Because the peer relationship is based on common or shared experiences, some might think that peer support specialists and clients must come from the same culture in order to have a successful relationship. This is neither true nor practical. Look at the long list of characteristics above. You could not possibly match a client on all of these things – and even if you did, each of you might understand or value these characteristics differently. That is why having the capacity to understand culture and the willingness to respect a client’s culture is so important.

Cultural Competence

Cultural competence is a fundamental ingredient that helps to develop trust, as well as an understanding of the way members of different cultural groups define health, wellness, addiction and recovery. Cultural competence is defined as: “a set of congruent behaviors, attitudes and policies that come together in a system, agency or among professionals and enables that system, agency or those professionals to work effectively in cross-cultural situations.”

Many people confuse cultural competence with cultural knowledge or cultural understanding. While knowledge and understanding are essential for cultural competence, by themselves, they are not enough. Since culture affects every person differently, to be fully culturally competent, a peer support specialist must possess certain skills. Peer support specialists can ask themselves these questions to determine their level of cultural competence:

  • Do I have close personal relationships with people who are culturally and socio-economically different?
  • Do I have the desire, knowledge, and skill to integrate culturally relevant considerations into my work?
  • How do my own cultural experiences and values impact the way I work?
  • Do I continuously engage in an open and honest dialogue about culture and diversity with diverse groups of people?

It is important to remember that clients, not peer support specialists, define what is culturally relevant to them. It is possible to damage the relationship with a client by making assumptions, however well intentioned, about the client’s cultural identity. For example, a client of Hispanic origin may be a third-generation United States citizen who feels little or no connection with her Hispanic heritage. A peer support specialist who assumes this client shares the beliefs and values of many Hispanic cultures would be making a generalization that is wrong. All of us represent multiple cultures. Peer support specialists should have a respectful dialog with clients around the cultural elements that have significance to them. This brief video provides a good explanation.

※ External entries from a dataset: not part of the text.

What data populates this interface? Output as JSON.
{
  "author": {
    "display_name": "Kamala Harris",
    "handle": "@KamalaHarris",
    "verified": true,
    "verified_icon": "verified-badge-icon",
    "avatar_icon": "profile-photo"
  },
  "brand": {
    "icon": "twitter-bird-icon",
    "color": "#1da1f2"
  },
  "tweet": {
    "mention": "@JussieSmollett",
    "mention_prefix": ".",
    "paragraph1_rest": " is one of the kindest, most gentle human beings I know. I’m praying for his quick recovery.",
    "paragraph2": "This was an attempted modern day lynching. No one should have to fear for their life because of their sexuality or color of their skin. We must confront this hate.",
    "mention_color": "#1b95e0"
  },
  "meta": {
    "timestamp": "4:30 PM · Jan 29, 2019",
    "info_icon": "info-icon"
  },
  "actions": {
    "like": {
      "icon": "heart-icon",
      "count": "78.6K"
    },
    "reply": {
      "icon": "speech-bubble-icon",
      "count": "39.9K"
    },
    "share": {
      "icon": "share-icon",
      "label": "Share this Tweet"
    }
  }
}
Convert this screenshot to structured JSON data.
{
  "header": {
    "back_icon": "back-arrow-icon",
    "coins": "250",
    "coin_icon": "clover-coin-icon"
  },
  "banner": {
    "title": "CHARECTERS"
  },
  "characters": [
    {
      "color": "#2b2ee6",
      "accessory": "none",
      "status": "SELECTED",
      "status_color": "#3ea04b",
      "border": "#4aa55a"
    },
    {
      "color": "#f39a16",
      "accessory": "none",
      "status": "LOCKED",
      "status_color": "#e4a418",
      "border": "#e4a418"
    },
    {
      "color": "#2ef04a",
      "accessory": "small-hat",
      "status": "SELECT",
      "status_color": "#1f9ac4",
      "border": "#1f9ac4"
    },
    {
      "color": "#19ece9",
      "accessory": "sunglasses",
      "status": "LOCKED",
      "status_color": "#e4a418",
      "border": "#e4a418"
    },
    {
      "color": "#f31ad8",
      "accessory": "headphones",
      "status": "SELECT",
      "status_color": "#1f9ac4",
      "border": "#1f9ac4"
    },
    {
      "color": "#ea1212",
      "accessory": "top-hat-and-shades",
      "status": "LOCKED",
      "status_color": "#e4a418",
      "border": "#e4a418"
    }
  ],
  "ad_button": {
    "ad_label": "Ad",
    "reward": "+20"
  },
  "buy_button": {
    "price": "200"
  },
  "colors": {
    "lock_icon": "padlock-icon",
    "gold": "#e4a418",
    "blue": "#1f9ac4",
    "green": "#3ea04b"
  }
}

Video: What is Cultural Competence and Why is it Important? (2:44 minutes)